The first steps of the WorldQual model development have been successful. WorldQual is able to reproduce the right levels of TDS for selected river basins but more work is needed for BOD especially the connection of the BOD decay rate with water temperature. The first scenario runs have been completed for Point Sources. The distribution of annual input data into monthly data needs to be improved. It will be very interesting to see whether the issues of data harmonisation can be overcome so that really meaningful continental-scale models that match what happens in the rivers, lakes, groundwater etc. can be developed.

Wanlip Digesters

Finally Professor Andrew Wheatley of Loughborough University reviewed the position of anaerobic digestion (AD) in the UK and his department’s work on the subject. AD is well established; in Europe, about 5 bn wet tonnes of materials are treated by AD each year, but because of inefficiencies, only about 20% of the feed is converted to biogas and 80% passes through. AD has been used for treating sewage sludge for about 100 years; currently in the UK about 70 MW of renewable base-load electricity is generated from sewage sludge biogas (about 10% of a coal-fired power station). This is increasing as companies boost the efficiencies of their digesters and build new ones. For example Northumbrian Water is building AD boosted by thermal hydrolysis that will change its generation from 0.5 MW to 8.8 MW. Water UK estimates the potential for UK is 250 MW, which would be a significant contribution to energy security.

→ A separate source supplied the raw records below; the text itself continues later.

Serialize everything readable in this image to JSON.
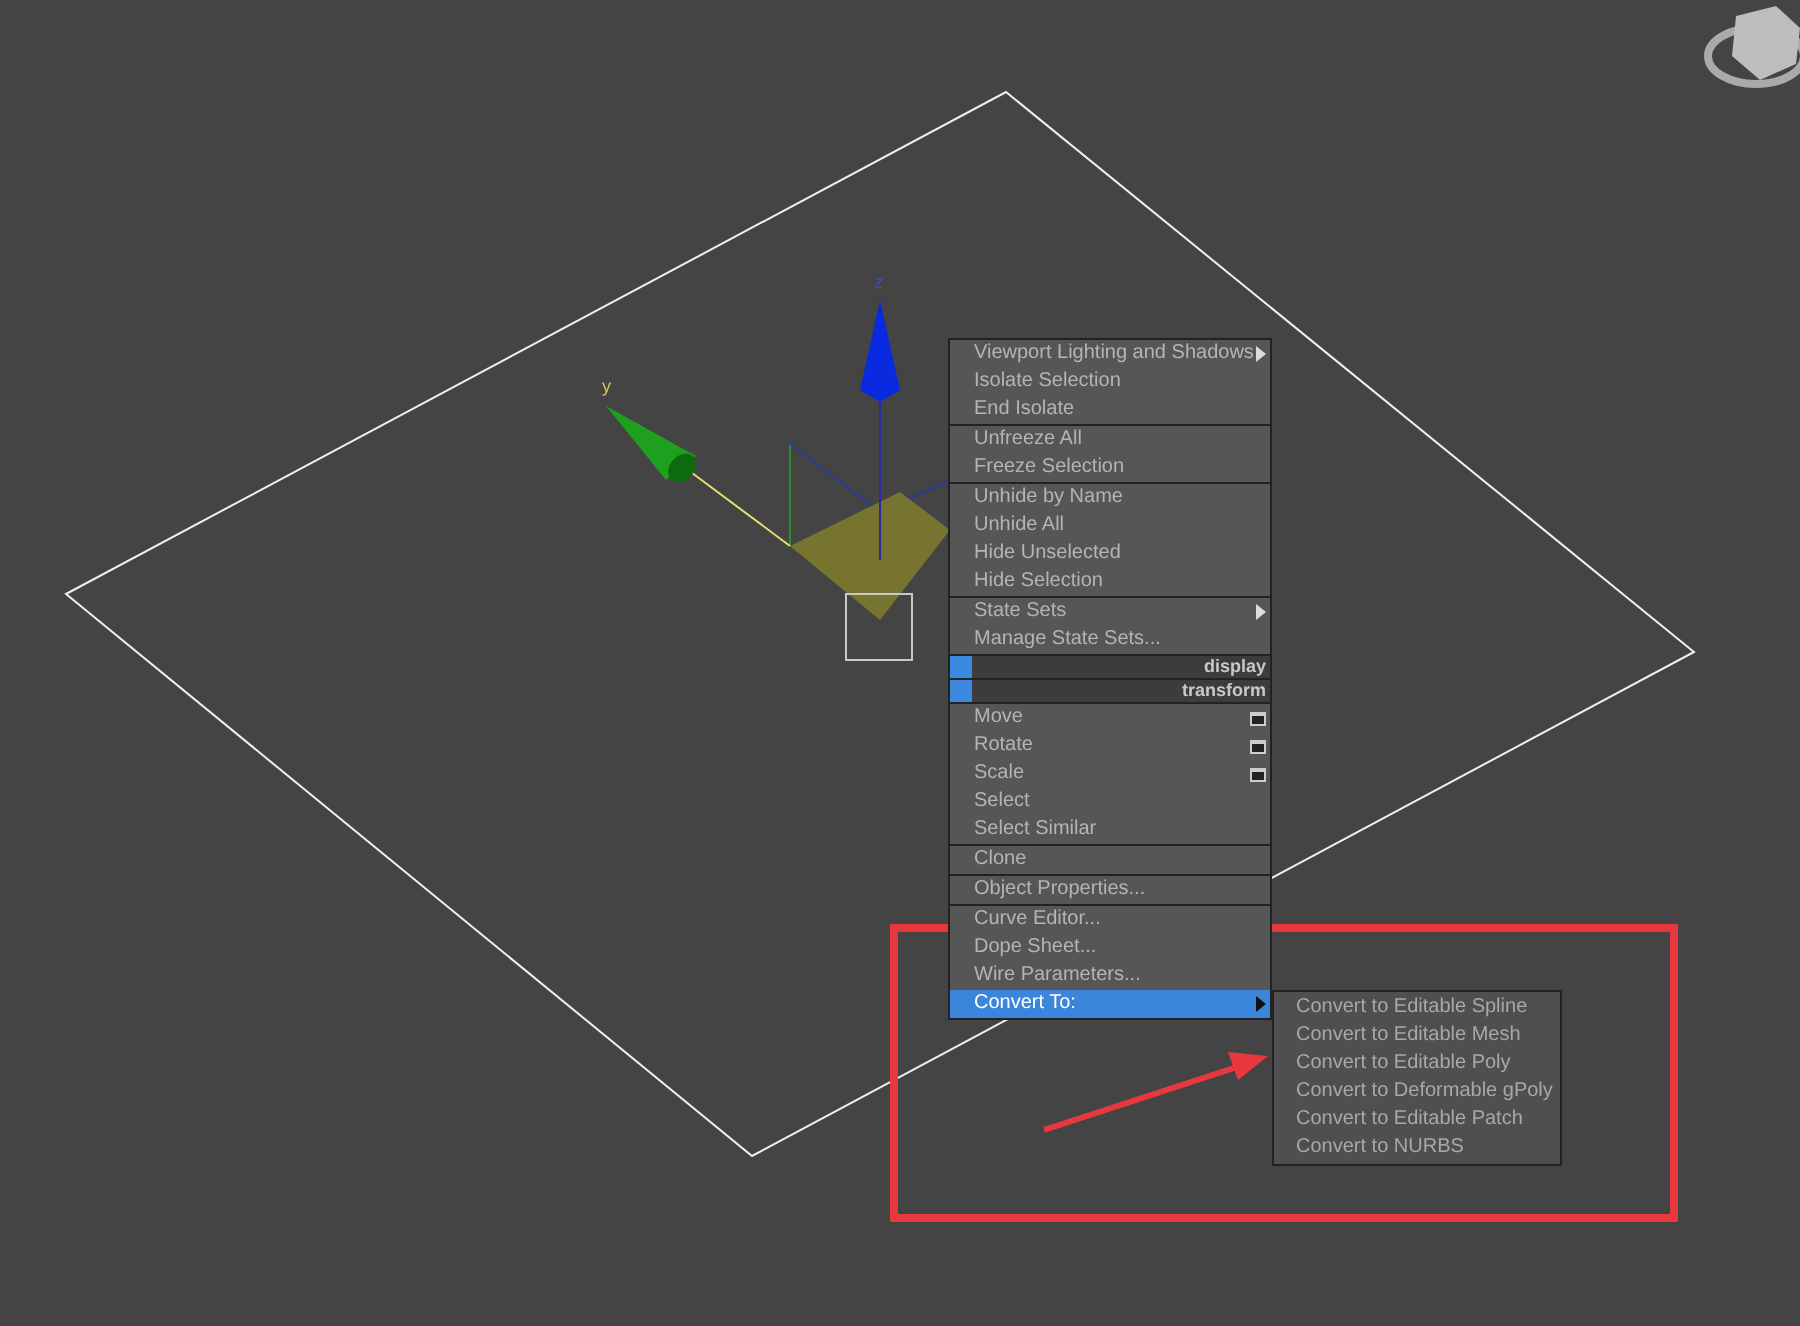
{
  "viewport": {
    "axis_labels": [
      "z",
      "y"
    ]
  },
  "quad_menu": {
    "groups": [
      {
        "items": [
          {
            "kind": "item",
            "label": "Viewport Lighting and Shadows",
            "submenu": true,
            "options": false,
            "selected": false
          },
          {
            "kind": "item",
            "label": "Isolate Selection",
            "submenu": false,
            "options": false,
            "selected": false
          },
          {
            "kind": "item",
            "label": "End Isolate",
            "submenu": false,
            "options": false,
            "selected": false
          }
        ]
      },
      {
        "items": [
          {
            "kind": "item",
            "label": "Unfreeze All",
            "submenu": false,
            "options": false,
            "selected": false
          },
          {
            "kind": "item",
            "label": "Freeze Selection",
            "submenu": false,
            "options": false,
            "selected": false
          }
        ]
      },
      {
        "items": [
          {
            "kind": "item",
            "label": "Unhide by Name",
            "submenu": false,
            "options": false,
            "selected": false
          },
          {
            "kind": "item",
            "label": "Unhide All",
            "submenu": false,
            "options": false,
            "selected": false
          },
          {
            "kind": "item",
            "label": "Hide Unselected",
            "submenu": false,
            "options": false,
            "selected": false
          },
          {
            "kind": "item",
            "label": "Hide Selection",
            "submenu": false,
            "options": false,
            "selected": false
          }
        ]
      },
      {
        "items": [
          {
            "kind": "item",
            "label": "State Sets",
            "submenu": true,
            "options": false,
            "selected": false
          },
          {
            "kind": "item",
            "label": "Manage State Sets...",
            "submenu": false,
            "options": false,
            "selected": false
          }
        ]
      },
      {
        "items": [
          {
            "kind": "header",
            "label": "display"
          }
        ]
      },
      {
        "items": [
          {
            "kind": "header",
            "label": "transform"
          }
        ]
      },
      {
        "items": [
          {
            "kind": "item",
            "label": "Move",
            "submenu": false,
            "options": true,
            "selected": false
          },
          {
            "kind": "item",
            "label": "Rotate",
            "submenu": false,
            "options": true,
            "selected": false
          },
          {
            "kind": "item",
            "label": "Scale",
            "submenu": false,
            "options": true,
            "selected": false
          },
          {
            "kind": "item",
            "label": "Select",
            "submenu": false,
            "options": false,
            "selected": false
          },
          {
            "kind": "item",
            "label": "Select Similar",
            "submenu": false,
            "options": false,
            "selected": false
          }
        ]
      },
      {
        "items": [
          {
            "kind": "item",
            "label": "Clone",
            "submenu": false,
            "options": false,
            "selected": false
          }
        ]
      },
      {
        "items": [
          {
            "kind": "item",
            "label": "Object Properties...",
            "submenu": false,
            "options": false,
            "selected": false
          }
        ]
      },
      {
        "items": [
          {
            "kind": "item",
            "label": "Curve Editor...",
            "submenu": false,
            "options": false,
            "selected": false
          },
          {
            "kind": "item",
            "label": "Dope Sheet...",
            "submenu": false,
            "options": false,
            "selected": false
          },
          {
            "kind": "item",
            "label": "Wire Parameters...",
            "submenu": false,
            "options": false,
            "selected": false
          },
          {
            "kind": "item",
            "label": "Convert To:",
            "submenu": true,
            "options": false,
            "selected": true
          }
        ]
      }
    ]
  },
  "submenu": {
    "items": [
      "Convert to Editable Spline",
      "Convert to Editable Mesh",
      "Convert to Editable Poly",
      "Convert to Deformable gPoly",
      "Convert to Editable Patch",
      "Convert to NURBS"
    ]
  }
}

In UK WwTW 10-50% of the biogas is used to heat the digesters (to maintain 35C) this could be reduced by pre-thickening the feed sludge because the water has to be heated to and maintained at operating temperature (but there is a viscosity limit for achieving good mixing) and by insulating digesters. In warm climates where ambient temperature >25C anaerobic Ww treatment is being installed; this results in less surplus biomass than aerobic treatment.

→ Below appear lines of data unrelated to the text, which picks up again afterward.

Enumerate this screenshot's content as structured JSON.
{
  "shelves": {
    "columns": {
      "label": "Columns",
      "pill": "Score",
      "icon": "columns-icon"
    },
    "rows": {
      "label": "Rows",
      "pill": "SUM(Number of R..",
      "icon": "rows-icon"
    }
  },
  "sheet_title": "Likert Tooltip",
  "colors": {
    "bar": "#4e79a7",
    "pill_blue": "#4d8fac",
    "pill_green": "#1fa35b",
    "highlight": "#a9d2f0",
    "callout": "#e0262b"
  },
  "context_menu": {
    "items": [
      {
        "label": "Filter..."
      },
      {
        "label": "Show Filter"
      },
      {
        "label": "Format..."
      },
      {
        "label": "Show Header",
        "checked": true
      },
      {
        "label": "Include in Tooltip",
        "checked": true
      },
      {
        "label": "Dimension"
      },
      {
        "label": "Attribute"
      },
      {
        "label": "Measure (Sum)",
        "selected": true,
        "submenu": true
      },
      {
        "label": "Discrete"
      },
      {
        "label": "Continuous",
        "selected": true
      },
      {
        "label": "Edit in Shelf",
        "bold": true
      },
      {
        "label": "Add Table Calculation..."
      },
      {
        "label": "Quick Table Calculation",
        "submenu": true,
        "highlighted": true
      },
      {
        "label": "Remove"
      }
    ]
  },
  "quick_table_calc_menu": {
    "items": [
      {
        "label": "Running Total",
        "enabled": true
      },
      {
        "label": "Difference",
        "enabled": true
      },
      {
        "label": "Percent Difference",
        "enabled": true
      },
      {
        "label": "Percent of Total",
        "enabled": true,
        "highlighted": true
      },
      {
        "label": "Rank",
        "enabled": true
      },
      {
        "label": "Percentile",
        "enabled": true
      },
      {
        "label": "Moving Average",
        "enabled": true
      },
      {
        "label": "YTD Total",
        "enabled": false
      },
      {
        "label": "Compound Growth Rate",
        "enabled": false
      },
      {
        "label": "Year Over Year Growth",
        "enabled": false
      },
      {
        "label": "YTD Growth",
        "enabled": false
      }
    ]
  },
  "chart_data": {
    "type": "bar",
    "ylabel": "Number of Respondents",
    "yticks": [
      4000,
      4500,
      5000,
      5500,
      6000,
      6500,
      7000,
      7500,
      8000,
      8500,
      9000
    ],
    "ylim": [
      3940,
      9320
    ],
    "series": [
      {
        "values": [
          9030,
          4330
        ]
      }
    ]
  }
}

The advantages of AD for sludges and residuals include that it is well established, it deodorizes, can pasteurise, it conserves nutrients and the digestate is useful soil improver, it is unobtrusive, works at NTP and planning permission is less difficult than windmills. The disadvantages are that it is capital intensive (a 1MW engine costs 1M including commissioning etc.; lignocelluloses resist AD (there are only 4 or 5 organisms (none anaerobic) that break down lignocellulose though Wageningen and Montpellier are working on GM transfer to anaerobes); it generates effluent (dewatering liquor) but nitrogen and phosphorus fertilisers can be harvested from this; and by cleaving peptide links, AD releases ammonia (NH3 is toxic but NH4 is not, so toxicity depends on pH) the tolerance of the process can increase by biomass acclimation. However, regulators and policy makers have been unable to view digestate from the soil’s perspective. Digestate from sewage sludge has one set of regulations, whereas digestate from other inputs has different regulations, but to the soil they are all nutrient-rich soil improver, they earn different amounts of ROCs as well. So co-digestion, which would be eminently sensible, is hindered by regulatory hurdles. Laboratory research at Loughborough has found that the organic [or biodegradable] fraction of municipal waste (OFMSW or BMW) digests better with sewage sludge than it does alone. The biogas yield was 10-20% better and the dewatering properties of the digestate were better.